A new study has uncovered how the circadian clock helps the brain recover after injury.
The study, conducted by researchers at the University of York, found that the clocks in our cells play a vital role in helping the brain to repair itself after an injury.
The researchers found that the circadian clock helps to control the levels of a protein called BDNF, which is known to be important for learning and memory.
BDNF levels are known to be highest in the morning and lowest at night, and the circadian clock helps to regulate this.
The study found that when BDNF levels are high, it helps the brain to repair itself more effectively.
This is the first time that the role of the circadian clock in BDNF regulation has been shown, and it could have implications for the treatment of brain injuries.
The study was published in the journal Nature Neuroscience.
A new study has provides insights into how the circadian clock helps the brain recover after injury.
The study, conducted by researchers at the University of Virginia School of Medicine, found that the circadian clock – the body’s internal 24-hour biological clock – plays a key role in regulating the brain’s response to injury.
Specifically, the study found that the circadian clock controls the production of a protein called Npas2, which is involved in the growth and regeneration of nerve cells.
Importantly, the study found that the levels of Npas2 are increased during the daytime, when the body is actively repairing and regenerating cells.
This finding suggests that the body’s natural repair process is more efficient during the daytime, and that the circadian clock plays a critical role in this process.
The findings from this study could have important implications for the treatment of brain injuries, as well as for the prevention of brain damage.

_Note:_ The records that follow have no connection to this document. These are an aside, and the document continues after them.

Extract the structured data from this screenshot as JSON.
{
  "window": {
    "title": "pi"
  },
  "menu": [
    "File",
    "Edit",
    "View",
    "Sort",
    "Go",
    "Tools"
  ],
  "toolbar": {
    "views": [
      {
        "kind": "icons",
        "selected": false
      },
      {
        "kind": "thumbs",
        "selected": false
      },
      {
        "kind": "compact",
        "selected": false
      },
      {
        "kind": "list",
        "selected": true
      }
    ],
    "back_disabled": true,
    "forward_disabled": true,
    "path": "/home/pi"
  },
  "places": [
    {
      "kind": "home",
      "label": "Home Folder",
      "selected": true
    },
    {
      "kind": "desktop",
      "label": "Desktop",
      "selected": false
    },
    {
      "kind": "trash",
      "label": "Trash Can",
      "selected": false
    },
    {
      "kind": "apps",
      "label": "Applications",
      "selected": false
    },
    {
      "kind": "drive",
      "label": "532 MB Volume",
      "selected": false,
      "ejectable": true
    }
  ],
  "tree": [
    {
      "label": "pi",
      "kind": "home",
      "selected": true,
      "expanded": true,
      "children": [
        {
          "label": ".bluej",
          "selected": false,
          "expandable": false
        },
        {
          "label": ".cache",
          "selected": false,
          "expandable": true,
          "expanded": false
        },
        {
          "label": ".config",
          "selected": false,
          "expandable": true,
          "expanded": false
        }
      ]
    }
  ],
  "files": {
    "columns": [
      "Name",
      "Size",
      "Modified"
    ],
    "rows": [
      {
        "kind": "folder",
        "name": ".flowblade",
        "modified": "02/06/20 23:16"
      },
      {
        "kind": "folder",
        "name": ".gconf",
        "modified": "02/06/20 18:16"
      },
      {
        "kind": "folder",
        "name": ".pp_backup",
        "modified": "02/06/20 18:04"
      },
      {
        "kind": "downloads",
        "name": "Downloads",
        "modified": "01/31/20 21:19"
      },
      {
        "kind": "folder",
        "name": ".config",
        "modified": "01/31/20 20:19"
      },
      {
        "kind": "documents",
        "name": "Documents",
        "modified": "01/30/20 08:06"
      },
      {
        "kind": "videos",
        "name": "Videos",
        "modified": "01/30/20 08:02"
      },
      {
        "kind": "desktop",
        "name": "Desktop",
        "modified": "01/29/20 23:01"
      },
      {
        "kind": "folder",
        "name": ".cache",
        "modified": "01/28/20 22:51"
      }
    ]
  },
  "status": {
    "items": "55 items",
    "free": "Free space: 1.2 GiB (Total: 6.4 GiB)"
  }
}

Further research is needed to confirm these findings and to determine how they can be applied to the development of new treatments for brain injuries.